We first told you about Griffin’s StudioConnect audio interface when it was announced at CES earlier this year. There are more than a few products on the market that make it easy to hook up your guitar, mic, or MIDI controller to the iPad for use with the many iOS apps that include built-in DAWs with CoreMIDI support (such as Apple’s own GarageBand). While it might not be the prettiest iPad dock we’ve seen, there’s a few reasons why it beats out the competition.
With StudioConnect, in terms of inputs and outputs, what you get is pretty basic: standard 5-pin MIDI in and out, one 1/4-inch mono input, and left and right RCA output. The large knob out front controls the 3.5mm headphone jack below it, and a separate volume wheel on the side is for your main output. It’s more than enough to plug in supported mics, a guitar, or a MIDI controller, but It’s clear right away that Griffin did not build the StudioConnect with pros in mind. The fact is most pros won’t be doing anything too heavy duty inside of an iOS app at this point, and the inputs above will likely be sufficient for most musicians using the iPad as a mobile or writing setup.
While it doesn’t offer some of the standard inputs and outputs that pros might be used to, Griffin used its experience making iOS accessories to nail the design where the competition is getting it wrong….
The majority of audio gear manufacturers producing interfaces with iPad support (such as this one from Tascam), don’t provide anywhere to dock the iPad while recording/performing. While the box or rectangle design of traditional audio interfaces work fine on your desk or in a rack-mount, with an iPad setup, you would also need a stand or something to prop it up for a functional workstation. As you can see from the images above, Griffin’s interface is designed like a traditional iPad dock, allowing it to double as a decent stand (and 10-watt charging station), even when not taking advantage of its inputs.
The dock design alone makes StudioConnect a clear winner for casual players, but it does have some competition for the pro market, especially as more and more pro audio apps begin to hit the App Store…

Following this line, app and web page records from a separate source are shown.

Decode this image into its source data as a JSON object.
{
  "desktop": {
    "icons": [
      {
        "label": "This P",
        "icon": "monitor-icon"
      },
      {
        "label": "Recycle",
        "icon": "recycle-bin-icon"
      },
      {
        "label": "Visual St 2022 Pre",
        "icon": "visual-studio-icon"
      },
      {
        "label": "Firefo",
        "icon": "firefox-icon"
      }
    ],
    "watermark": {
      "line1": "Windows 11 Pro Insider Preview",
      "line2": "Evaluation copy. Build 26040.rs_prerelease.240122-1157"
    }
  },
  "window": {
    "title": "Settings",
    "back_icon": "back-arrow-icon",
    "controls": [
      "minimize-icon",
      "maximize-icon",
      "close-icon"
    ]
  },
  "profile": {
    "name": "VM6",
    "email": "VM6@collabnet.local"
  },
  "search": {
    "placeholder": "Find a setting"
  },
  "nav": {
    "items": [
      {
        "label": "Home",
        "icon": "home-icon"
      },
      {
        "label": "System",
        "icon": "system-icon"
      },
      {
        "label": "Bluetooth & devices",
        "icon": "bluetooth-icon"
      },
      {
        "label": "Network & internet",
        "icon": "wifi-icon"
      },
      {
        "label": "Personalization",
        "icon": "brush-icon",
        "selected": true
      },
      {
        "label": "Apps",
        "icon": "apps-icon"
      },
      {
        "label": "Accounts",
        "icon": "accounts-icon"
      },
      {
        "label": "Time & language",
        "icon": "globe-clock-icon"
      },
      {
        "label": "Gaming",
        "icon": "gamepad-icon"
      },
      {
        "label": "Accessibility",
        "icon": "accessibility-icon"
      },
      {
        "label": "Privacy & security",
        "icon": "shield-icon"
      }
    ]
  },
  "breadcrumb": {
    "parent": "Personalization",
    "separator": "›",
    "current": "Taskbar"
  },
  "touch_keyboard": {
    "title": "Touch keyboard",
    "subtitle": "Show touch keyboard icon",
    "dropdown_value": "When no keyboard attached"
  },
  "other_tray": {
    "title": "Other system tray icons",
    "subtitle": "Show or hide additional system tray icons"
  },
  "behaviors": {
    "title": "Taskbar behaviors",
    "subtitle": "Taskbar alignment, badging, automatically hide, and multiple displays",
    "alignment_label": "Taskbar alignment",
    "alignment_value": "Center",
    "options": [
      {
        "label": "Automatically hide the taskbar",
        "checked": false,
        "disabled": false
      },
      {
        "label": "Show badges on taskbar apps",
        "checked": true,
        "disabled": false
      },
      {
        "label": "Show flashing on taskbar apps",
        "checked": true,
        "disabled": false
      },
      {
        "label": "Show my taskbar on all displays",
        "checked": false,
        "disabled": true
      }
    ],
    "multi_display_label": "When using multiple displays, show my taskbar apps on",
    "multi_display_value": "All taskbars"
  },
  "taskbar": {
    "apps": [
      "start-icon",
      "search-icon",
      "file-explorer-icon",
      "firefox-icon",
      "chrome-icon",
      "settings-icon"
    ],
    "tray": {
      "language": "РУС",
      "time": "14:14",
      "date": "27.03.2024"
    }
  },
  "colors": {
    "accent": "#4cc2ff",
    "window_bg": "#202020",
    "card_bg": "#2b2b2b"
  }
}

Studio gear manufacturer Alesis makes an interface for iPad called the iO Dock. A few benefits of the iO Dock that you won’t find in StudioConnect: Two combination 1/4-inch-XLR inputs, video output, USB MIDI, a pair of 1/4-inch outputs and a 1/4-inch headphone jack. Granted, the iO Dock sells for around $50 more than StudioConnect, and depending on the app/gear you’re using, only a few of the outputs will be useful at any given time. Compared to iO Dock, which holds the iPad in snuggly at a 25 degree angle (ideal for performing), StudioConnect’s dock design is likely a more comfortable position for the majority of players at home. The dock design is also better suited to those who want to be able to easily drop in the iPad and start playing, in comparison to the iO Dock that is designed more like a case (which we know can often be frustrating to get the iPad in and out of quickly and easily).
As for build quality, it’s all plastic, except for rubber to protect and hold the iPad. It also has rubber on the bottom for traction, and is heavy enough that it doesn’t slide around when plugging in heavier gear or performing.